These streets weren't developed for decades, though. It wasn't until 1895 that "eccentric millionaire" Gaylord Wilshire created a residential tract between Sixth and Seventh Streets, cut through with a gravel path he named for himself.

As Wilshire hits Hoover Street, the grid takes a sharp turn to cardinal orientation—this is where LA really became American, adopting the rigid layout of Thomas Jefferson's Land Ordinance of 1785, which "recommended a vast, rectangular grid of townships, each thirty-six square miles and divided into thirty-six smaller sections. Survey lines rather than rivers and mountains would govern the shape of property parcels and placement of roads."

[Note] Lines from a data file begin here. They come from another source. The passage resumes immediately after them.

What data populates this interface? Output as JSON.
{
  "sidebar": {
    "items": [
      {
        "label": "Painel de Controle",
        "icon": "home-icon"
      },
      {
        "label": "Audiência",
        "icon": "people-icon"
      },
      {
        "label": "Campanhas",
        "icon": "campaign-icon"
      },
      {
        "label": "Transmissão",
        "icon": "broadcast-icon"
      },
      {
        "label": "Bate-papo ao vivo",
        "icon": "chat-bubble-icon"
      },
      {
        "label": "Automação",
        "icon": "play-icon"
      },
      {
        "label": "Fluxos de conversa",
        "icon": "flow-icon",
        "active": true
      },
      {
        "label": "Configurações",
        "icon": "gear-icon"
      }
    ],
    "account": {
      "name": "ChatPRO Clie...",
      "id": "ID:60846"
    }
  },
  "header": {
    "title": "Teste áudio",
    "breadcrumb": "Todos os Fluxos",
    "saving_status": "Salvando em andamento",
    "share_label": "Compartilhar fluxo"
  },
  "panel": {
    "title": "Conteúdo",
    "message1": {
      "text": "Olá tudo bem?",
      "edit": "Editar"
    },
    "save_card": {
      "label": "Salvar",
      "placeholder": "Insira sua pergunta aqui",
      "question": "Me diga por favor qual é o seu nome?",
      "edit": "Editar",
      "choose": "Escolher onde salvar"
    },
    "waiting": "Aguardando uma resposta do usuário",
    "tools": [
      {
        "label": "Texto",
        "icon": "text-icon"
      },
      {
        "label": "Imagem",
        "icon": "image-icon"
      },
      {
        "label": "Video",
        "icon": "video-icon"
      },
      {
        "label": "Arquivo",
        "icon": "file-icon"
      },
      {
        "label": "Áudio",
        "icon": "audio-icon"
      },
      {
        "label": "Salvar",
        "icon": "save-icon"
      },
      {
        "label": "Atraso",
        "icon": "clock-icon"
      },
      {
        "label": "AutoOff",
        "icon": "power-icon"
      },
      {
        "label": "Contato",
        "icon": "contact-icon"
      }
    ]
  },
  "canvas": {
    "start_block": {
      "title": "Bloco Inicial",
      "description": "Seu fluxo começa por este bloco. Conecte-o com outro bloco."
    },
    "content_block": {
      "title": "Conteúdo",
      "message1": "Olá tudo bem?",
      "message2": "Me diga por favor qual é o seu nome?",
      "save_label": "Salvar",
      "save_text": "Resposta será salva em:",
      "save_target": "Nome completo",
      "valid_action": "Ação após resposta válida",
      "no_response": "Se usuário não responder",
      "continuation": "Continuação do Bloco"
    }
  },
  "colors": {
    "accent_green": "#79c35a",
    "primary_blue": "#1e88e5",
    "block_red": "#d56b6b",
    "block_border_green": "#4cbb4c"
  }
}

The Public Land Survey System, as the national grid is known today, came to Southern California in the 1850s. Civil land grants like ranchos and Los Angeles's four square leagues of pueblo lands were excluded, but government surveyors gridded all the unclaimed land in between into townships and sections, which then promptly passed into private hands. On our trek down Wilshire, the busy transit hubs at Vermont and Western avenues, spaced one mile apart, mark our entry and departure from one such section. Both streets trace lines first drawn more than 150 years ago by U.S. Army surveyor Henry Washington. Just past Western, Wilshire starts hitting those old ranchos that were exempt from the rigid gridding: "Between here and the Pacific Ocean, Wilshire will pass through five separate ranchos," including Rancho La Brea and Rancho Las Cienegas, and meanwhile cross "an occasional errant street like San Vicente or Venice," that was laid out according to the old streetcar lines. Eventually it hits Santa Monica, and

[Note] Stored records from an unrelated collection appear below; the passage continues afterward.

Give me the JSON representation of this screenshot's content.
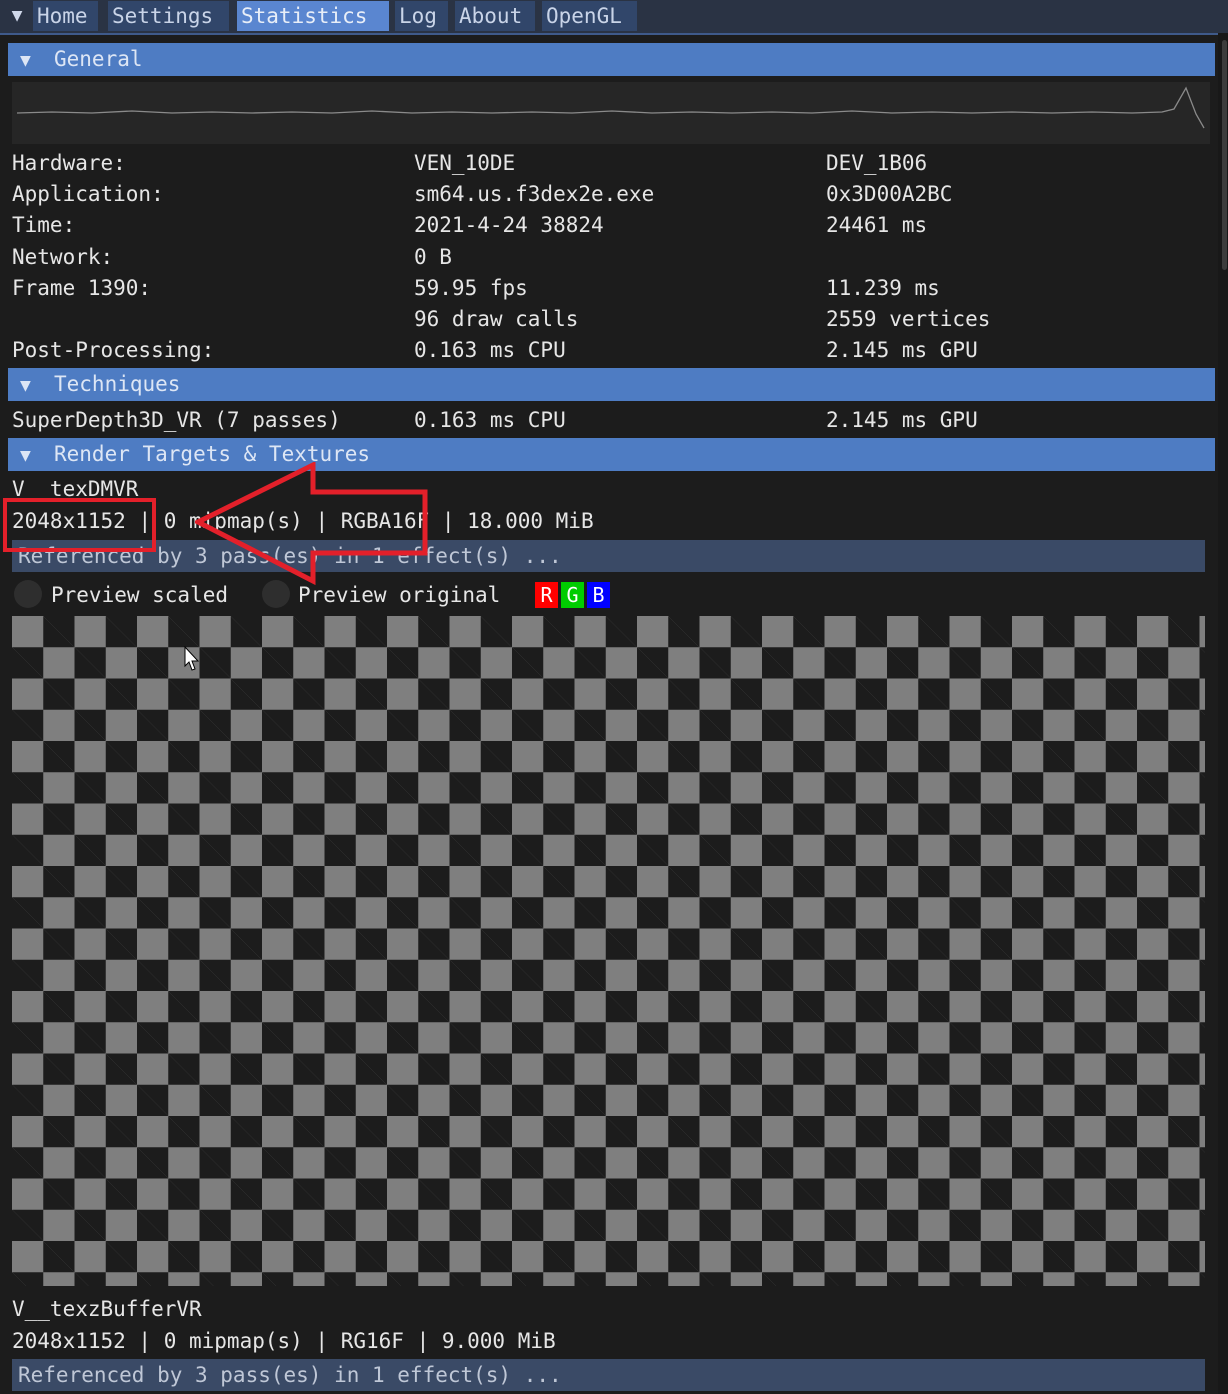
{
  "menu": {
    "icon": "menu-dropdown-icon"
  },
  "tabs": [
    {
      "label": "Home"
    },
    {
      "label": "Settings"
    },
    {
      "label": "Statistics",
      "active": true
    },
    {
      "label": "Log"
    },
    {
      "label": "About"
    },
    {
      "label": "OpenGL"
    }
  ],
  "general": {
    "title": "General",
    "rows": {
      "hardware": {
        "label": "Hardware:",
        "v1": "VEN_10DE",
        "v2": "DEV_1B06"
      },
      "application": {
        "label": "Application:",
        "v1": "sm64.us.f3dex2e.exe",
        "v2": "0x3D00A2BC"
      },
      "time": {
        "label": "Time:",
        "v1": "2021-4-24 38824",
        "v2": "24461 ms"
      },
      "network": {
        "label": "Network:",
        "v1": "0 B"
      },
      "frame": {
        "label": "Frame 1390:",
        "v1": "59.95 fps",
        "v2": "11.239 ms"
      },
      "draw": {
        "v1": "96 draw calls",
        "v2": "2559 vertices"
      },
      "post": {
        "label": "Post-Processing:",
        "v1": "0.163 ms CPU",
        "v2": "2.145 ms GPU"
      }
    }
  },
  "techniques": {
    "title": "Techniques",
    "row": {
      "name": "SuperDepth3D_VR (7 passes)",
      "cpu": "0.163 ms CPU",
      "gpu": "2.145 ms GPU"
    }
  },
  "render_targets": {
    "title": "Render Targets & Textures",
    "tex1": {
      "name": "V__texDMVR",
      "size": "2048x1152",
      "info": " | 0 mipmap(s) | RGBA16F | 18.000 MiB",
      "referenced": "Referenced by 3 pass(es) in 1 effect(s) ..."
    },
    "preview": {
      "scaled": "Preview scaled",
      "original": "Preview original",
      "channels": [
        {
          "label": "R",
          "color": "#ff0000"
        },
        {
          "label": "G",
          "color": "#00cc00"
        },
        {
          "label": "B",
          "color": "#0000ff"
        }
      ]
    },
    "tex2": {
      "name": "V__texzBufferVR",
      "info": "2048x1152 | 0 mipmap(s) | RG16F | 9.000 MiB",
      "referenced": "Referenced by 3 pass(es) in 1 effect(s) ..."
    }
  },
  "colors": {
    "accent_header": "#4e7cc3",
    "active_tab": "#5a86d0",
    "annotation_red": "#e3202a"
  }
}
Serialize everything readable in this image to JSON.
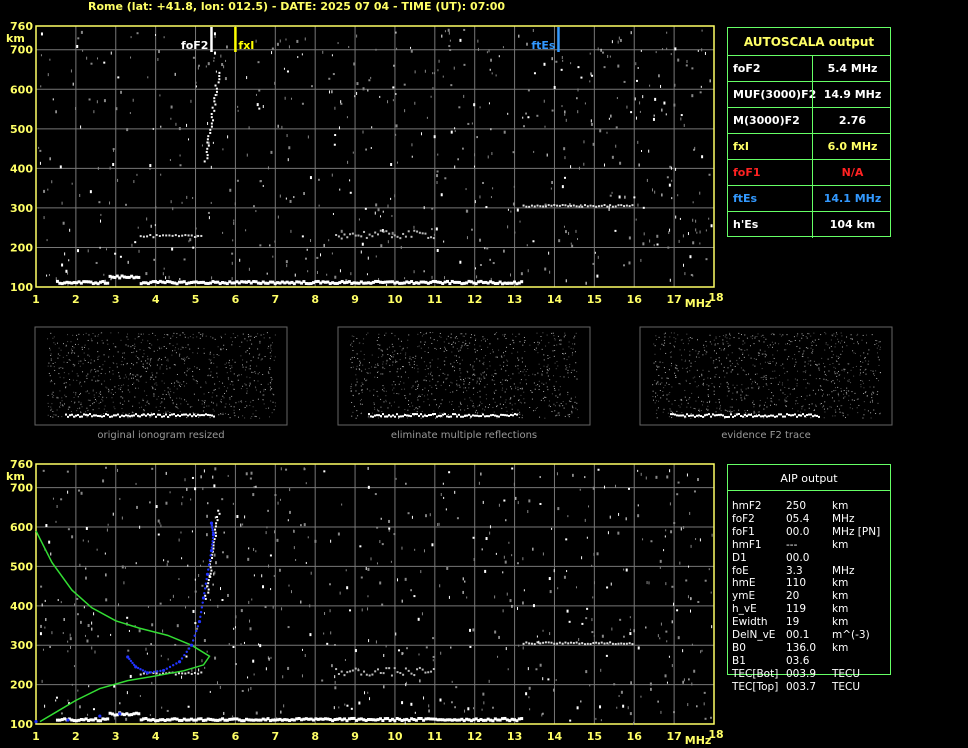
{
  "header": "Rome (lat: +41.8, lon: 012.5) - DATE: 2025 07 04 - TIME (UT): 07:00",
  "colors": {
    "frame": "#ffff66",
    "grid": "#777777",
    "green_box": "#66ff66",
    "foF2": "#ffffff",
    "fxI": "#ffff00",
    "ftEs": "#3399ff",
    "foF1": "#ff2222",
    "profile": "#33dd33",
    "trace": "#2233ff"
  },
  "chart_data": [
    {
      "type": "scatter",
      "title": "",
      "xlabel": "MHz",
      "ylabel": "km",
      "xlim": [
        1,
        18
      ],
      "ylim": [
        100,
        760
      ],
      "x_ticks": [
        "1",
        "2",
        "3",
        "4",
        "5",
        "6",
        "7",
        "8",
        "9",
        "10",
        "11",
        "12",
        "13",
        "14",
        "15",
        "16",
        "17",
        "18"
      ],
      "y_ticks": [
        "100",
        "200",
        "300",
        "400",
        "500",
        "600",
        "700",
        "760"
      ],
      "markers": [
        {
          "name": "foF2",
          "x": 5.4
        },
        {
          "name": "fxI",
          "x": 6.0
        },
        {
          "name": "ftEs",
          "x": 14.1
        }
      ]
    },
    {
      "type": "line",
      "title": "",
      "xlabel": "MHz",
      "ylabel": "km",
      "xlim": [
        1,
        18
      ],
      "ylim": [
        100,
        760
      ],
      "x_ticks": [
        "1",
        "2",
        "3",
        "4",
        "5",
        "6",
        "7",
        "8",
        "9",
        "10",
        "11",
        "12",
        "13",
        "14",
        "15",
        "16",
        "17",
        "18"
      ],
      "y_ticks": [
        "100",
        "200",
        "300",
        "400",
        "500",
        "600",
        "700",
        "760"
      ],
      "series": [
        {
          "values_fh": [
            [
              1.0,
              590
            ],
            [
              1.4,
              510
            ],
            [
              1.9,
              440
            ],
            [
              2.4,
              395
            ],
            [
              3.0,
              362
            ],
            [
              3.6,
              343
            ],
            [
              4.3,
              325
            ],
            [
              4.9,
              300
            ],
            [
              5.35,
              272
            ],
            [
              5.2,
              250
            ],
            [
              4.7,
              235
            ],
            [
              4.0,
              222
            ],
            [
              3.3,
              210
            ],
            [
              2.6,
              190
            ],
            [
              2.0,
              160
            ],
            [
              1.5,
              130
            ],
            [
              1.1,
              106
            ]
          ]
        },
        {
          "values_fh": [
            [
              3.3,
              270
            ],
            [
              3.5,
              245
            ],
            [
              3.8,
              230
            ],
            [
              4.2,
              236
            ],
            [
              4.6,
              258
            ],
            [
              4.9,
              300
            ],
            [
              5.1,
              360
            ],
            [
              5.2,
              420
            ],
            [
              5.3,
              480
            ],
            [
              5.4,
              540
            ],
            [
              5.45,
              580
            ],
            [
              5.4,
              610
            ],
            [
              1.0,
              106
            ],
            [
              1.8,
              110
            ],
            [
              2.6,
              120
            ],
            [
              3.1,
              126
            ]
          ]
        }
      ]
    }
  ],
  "autoscala": {
    "title": "AUTOSCALA output",
    "rows": [
      {
        "key": "foF2",
        "value": "5.4 MHz",
        "color": "#ffffff"
      },
      {
        "key": "MUF(3000)F2",
        "value": "14.9 MHz",
        "color": "#ffffff"
      },
      {
        "key": "M(3000)F2",
        "value": "2.76",
        "color": "#ffffff"
      },
      {
        "key": "fxI",
        "value": "6.0 MHz",
        "color": "#ffff66"
      },
      {
        "key": "foF1",
        "value": "N/A",
        "color": "#ff2222"
      },
      {
        "key": "ftEs",
        "value": "14.1 MHz",
        "color": "#3399ff"
      },
      {
        "key": "h'Es",
        "value": "104    km",
        "color": "#ffffff"
      }
    ]
  },
  "aip": {
    "title": "AIP output",
    "rows": [
      {
        "key": "hmF2",
        "val": "250",
        "unit": "km"
      },
      {
        "key": "foF2",
        "val": "05.4",
        "unit": "MHz"
      },
      {
        "key": "foF1",
        "val": "00.0",
        "unit": "MHz   [PN]"
      },
      {
        "key": "hmF1",
        "val": "---",
        "unit": "km"
      },
      {
        "key": "D1",
        "val": "00.0",
        "unit": ""
      },
      {
        "key": "foE",
        "val": "3.3",
        "unit": "MHz"
      },
      {
        "key": "hmE",
        "val": "110",
        "unit": "km"
      },
      {
        "key": "ymE",
        "val": "20",
        "unit": "km"
      },
      {
        "key": "h_vE",
        "val": "119",
        "unit": "km"
      },
      {
        "key": "Ewidth",
        "val": "19",
        "unit": "km"
      },
      {
        "key": "DelN_vE",
        "val": "00.1",
        "unit": "m^(-3)"
      },
      {
        "key": "B0",
        "val": "136.0",
        "unit": "km"
      },
      {
        "key": "B1",
        "val": "03.6",
        "unit": ""
      },
      {
        "key": "TEC[Bot]",
        "val": "003.9",
        "unit": "TECU"
      },
      {
        "key": "TEC[Top]",
        "val": "003.7",
        "unit": "TECU"
      }
    ]
  },
  "thumbnails": [
    {
      "caption": "original ionogram resized"
    },
    {
      "caption": "eliminate multiple reflections"
    },
    {
      "caption": "evidence F2 trace"
    }
  ]
}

the road corrects its course to enter a grid that town founders Robert S. Baker and John P. Jones patterned after the Pacific shore. Santa Monica's numbered streets reflect the southeastern direction of the shoreline. Wilshire Boulevard and other intersecting streets, meanwhile, proceed toward the ocean, their bearings directly perpendicular to the cliffs of Palisades Park.


· Finding Yaangna, the Ancestral Village of LA's Native People [Curbed LA]
· Mapping LA's Long Tradition of State-Sanctioned Racial Violence, 1771-Present [Curbed LA]
· LAtitudes: An Angeleno's Atlas [Heyday]